= Beginning of Section =
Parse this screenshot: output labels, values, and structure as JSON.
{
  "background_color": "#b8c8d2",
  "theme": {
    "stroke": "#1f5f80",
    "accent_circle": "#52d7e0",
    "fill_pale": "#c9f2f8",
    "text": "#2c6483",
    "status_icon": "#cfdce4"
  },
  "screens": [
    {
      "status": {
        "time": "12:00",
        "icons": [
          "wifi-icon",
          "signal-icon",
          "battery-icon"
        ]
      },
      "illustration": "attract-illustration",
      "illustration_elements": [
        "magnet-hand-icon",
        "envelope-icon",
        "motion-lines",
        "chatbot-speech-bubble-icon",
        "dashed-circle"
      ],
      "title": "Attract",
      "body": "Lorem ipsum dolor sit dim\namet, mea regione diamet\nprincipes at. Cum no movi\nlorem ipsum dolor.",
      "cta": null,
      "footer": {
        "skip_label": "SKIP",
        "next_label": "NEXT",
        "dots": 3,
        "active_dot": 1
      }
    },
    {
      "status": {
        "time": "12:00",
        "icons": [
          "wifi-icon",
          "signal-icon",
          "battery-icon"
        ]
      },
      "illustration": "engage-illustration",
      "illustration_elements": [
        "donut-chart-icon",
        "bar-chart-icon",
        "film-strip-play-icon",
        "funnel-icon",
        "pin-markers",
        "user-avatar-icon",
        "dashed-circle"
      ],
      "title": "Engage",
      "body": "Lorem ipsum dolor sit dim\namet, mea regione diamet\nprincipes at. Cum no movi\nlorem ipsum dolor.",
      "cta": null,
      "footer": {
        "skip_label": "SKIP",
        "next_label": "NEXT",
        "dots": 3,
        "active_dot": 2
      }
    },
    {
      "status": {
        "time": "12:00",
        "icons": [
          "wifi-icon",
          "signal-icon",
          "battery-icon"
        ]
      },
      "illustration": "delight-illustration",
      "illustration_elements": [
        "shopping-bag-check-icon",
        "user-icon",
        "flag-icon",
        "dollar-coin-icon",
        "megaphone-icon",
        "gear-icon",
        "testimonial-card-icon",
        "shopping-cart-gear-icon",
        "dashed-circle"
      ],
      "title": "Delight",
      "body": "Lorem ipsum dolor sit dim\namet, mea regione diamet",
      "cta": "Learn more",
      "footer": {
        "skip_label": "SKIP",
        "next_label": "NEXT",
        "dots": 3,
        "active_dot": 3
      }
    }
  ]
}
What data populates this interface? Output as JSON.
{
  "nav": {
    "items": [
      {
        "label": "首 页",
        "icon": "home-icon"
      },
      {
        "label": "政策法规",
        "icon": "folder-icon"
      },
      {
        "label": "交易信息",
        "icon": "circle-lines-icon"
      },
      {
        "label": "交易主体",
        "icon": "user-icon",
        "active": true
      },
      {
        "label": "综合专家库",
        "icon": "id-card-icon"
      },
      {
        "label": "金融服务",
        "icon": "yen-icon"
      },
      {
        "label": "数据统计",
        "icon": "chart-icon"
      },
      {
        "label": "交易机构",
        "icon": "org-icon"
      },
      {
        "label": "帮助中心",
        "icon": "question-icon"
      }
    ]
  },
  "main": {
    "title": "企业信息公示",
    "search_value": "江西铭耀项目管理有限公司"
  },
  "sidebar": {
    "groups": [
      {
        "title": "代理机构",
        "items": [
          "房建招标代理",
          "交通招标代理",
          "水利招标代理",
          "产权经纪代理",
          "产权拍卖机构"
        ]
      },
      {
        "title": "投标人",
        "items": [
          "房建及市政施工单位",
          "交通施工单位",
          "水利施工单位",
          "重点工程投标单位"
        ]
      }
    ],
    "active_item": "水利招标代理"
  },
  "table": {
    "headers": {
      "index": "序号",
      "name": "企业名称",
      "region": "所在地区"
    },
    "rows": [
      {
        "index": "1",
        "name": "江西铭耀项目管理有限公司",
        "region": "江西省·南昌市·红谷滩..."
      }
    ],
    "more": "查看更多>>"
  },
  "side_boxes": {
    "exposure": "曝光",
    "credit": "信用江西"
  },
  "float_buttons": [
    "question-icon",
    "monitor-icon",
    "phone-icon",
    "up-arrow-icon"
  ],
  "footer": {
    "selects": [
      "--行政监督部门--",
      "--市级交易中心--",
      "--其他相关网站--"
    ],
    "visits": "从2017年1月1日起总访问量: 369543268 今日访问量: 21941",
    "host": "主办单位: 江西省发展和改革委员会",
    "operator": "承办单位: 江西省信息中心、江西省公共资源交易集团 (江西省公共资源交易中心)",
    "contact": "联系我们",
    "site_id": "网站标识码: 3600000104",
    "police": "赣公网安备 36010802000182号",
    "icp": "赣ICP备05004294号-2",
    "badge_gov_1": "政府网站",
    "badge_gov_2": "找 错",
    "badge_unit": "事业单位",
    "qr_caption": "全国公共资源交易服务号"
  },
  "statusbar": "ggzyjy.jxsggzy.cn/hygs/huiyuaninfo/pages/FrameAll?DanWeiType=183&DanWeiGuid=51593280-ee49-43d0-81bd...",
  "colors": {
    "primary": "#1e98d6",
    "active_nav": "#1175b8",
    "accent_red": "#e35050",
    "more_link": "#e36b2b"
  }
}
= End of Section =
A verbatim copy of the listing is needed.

Task solution –
Parse this screenshot: output labels, values, and structure as JSON.
{
  "background_color": "#b8c8d2",
  "theme": {
    "stroke": "#1f5f80",
    "accent_circle": "#52d7e0",
    "fill_pale": "#c9f2f8",
    "text": "#2c6483",
    "status_icon": "#cfdce4"
  },
  "screens": [
    {
      "status": {
        "time": "12:00",
        "icons": [
          "wifi-icon",
          "signal-icon",
          "battery-icon"
        ]
      },
      "illustration": "attract-illustration",
      "illustration_elements": [
        "magnet-hand-icon",
        "envelope-icon",
        "motion-lines",
        "chatbot-speech-bubble-icon",
        "dashed-circle"
      ],
      "title": "Attract",
      "body": "Lorem ipsum dolor sit dim\namet, mea regione diamet\nprincipes at. Cum no movi\nlorem ipsum dolor.",
      "cta": null,
      "footer": {
        "skip_label": "SKIP",
        "next_label": "NEXT",
        "dots": 3,
        "active_dot": 1
      }
    },
    {
      "status": {
        "time": "12:00",
        "icons": [
          "wifi-icon",
          "signal-icon",
          "battery-icon"
        ]
      },
      "illustration": "engage-illustration",
      "illustration_elements": [
        "donut-chart-icon",
        "bar-chart-icon",
        "film-strip-play-icon",
        "funnel-icon",
        "pin-markers",
        "user-avatar-icon",
        "dashed-circle"
      ],
      "title": "Engage",
      "body": "Lorem ipsum dolor sit dim\namet, mea regione diamet\nprincipes at. Cum no movi\nlorem ipsum dolor.",
      "cta": null,
      "footer": {
        "skip_label": "SKIP",
        "next_label": "NEXT",
        "dots": 3,
        "active_dot": 2
      }
    },
    {
      "status": {
        "time": "12:00",
        "icons": [
          "wifi-icon",
          "signal-icon",
          "battery-icon"
        ]
      },
      "illustration": "delight-illustration",
      "illustration_elements": [
        "shopping-bag-check-icon",
        "user-icon",
        "flag-icon",
        "dollar-coin-icon",
        "megaphone-icon",
        "gear-icon",
        "testimonial-card-icon",
        "shopping-cart-gear-icon",
        "dashed-circle"
      ],
      "title": "Delight",
      "body": "Lorem ipsum dolor sit dim\namet, mea regione diamet",
      "cta": "Learn more",
      "footer": {
        "skip_label": "SKIP",
        "next_label": "NEXT",
        "dots": 3,
        "active_dot": 3
      }
    }
  ]
}
What data populates this interface? Output as JSON.
{
  "nav": {
    "items": [
      {
        "label": "首 页",
        "icon": "home-icon"
      },
      {
        "label": "政策法规",
        "icon": "folder-icon"
      },
      {
        "label": "交易信息",
        "icon": "circle-lines-icon"
      },
      {
        "label": "交易主体",
        "icon": "user-icon",
        "active": true
      },
      {
        "label": "综合专家库",
        "icon": "id-card-icon"
      },
      {
        "label": "金融服务",
        "icon": "yen-icon"
      },
      {
        "label": "数据统计",
        "icon": "chart-icon"
      },
      {
        "label": "交易机构",
        "icon": "org-icon"
      },
      {
        "label": "帮助中心",
        "icon": "question-icon"
      }
    ]
  },
  "main": {
    "title": "企业信息公示",
    "search_value": "江西铭耀项目管理有限公司"
  },
  "sidebar": {
    "groups": [
      {
        "title": "代理机构",
        "items": [
          "房建招标代理",
          "交通招标代理",
          "水利招标代理",
          "产权经纪代理",
          "产权拍卖机构"
        ]
      },
      {
        "title": "投标人",
        "items": [
          "房建及市政施工单位",
          "交通施工单位",
          "水利施工单位",
          "重点工程投标单位"
        ]
      }
    ],
    "active_item": "水利招标代理"
  },
  "table": {
    "headers": {
      "index": "序号",
      "name": "企业名称",
      "region": "所在地区"
    },
    "rows": [
      {
        "index": "1",
        "name": "江西铭耀项目管理有限公司",
        "region": "江西省·南昌市·红谷滩..."
      }
    ],
    "more": "查看更多>>"
  },
  "side_boxes": {
    "exposure": "曝光",
    "credit": "信用江西"
  },
  "float_buttons": [
    "question-icon",
    "monitor-icon",
    "phone-icon",
    "up-arrow-icon"
  ],
  "footer": {
    "selects": [
      "--行政监督部门--",
      "--市级交易中心--",
      "--其他相关网站--"
    ],
    "visits": "从2017年1月1日起总访问量: 369543268 今日访问量: 21941",
    "host": "主办单位: 江西省发展和改革委员会",
    "operator": "承办单位: 江西省信息中心、江西省公共资源交易集团 (江西省公共资源交易中心)",
    "contact": "联系我们",
    "site_id": "网站标识码: 3600000104",
    "police": "赣公网安备 36010802000182号",
    "icp": "赣ICP备05004294号-2",
    "badge_gov_1": "政府网站",
    "badge_gov_2": "找 错",
    "badge_unit": "事业单位",
    "qr_caption": "全国公共资源交易服务号"
  },
  "statusbar": "ggzyjy.jxsggzy.cn/hygs/huiyuaninfo/pages/FrameAll?DanWeiType=183&DanWeiGuid=51593280-ee49-43d0-81bd...",
  "colors": {
    "primary": "#1e98d6",
    "active_nav": "#1175b8",
    "accent_red": "#e35050",
    "more_link": "#e36b2b"
  }
}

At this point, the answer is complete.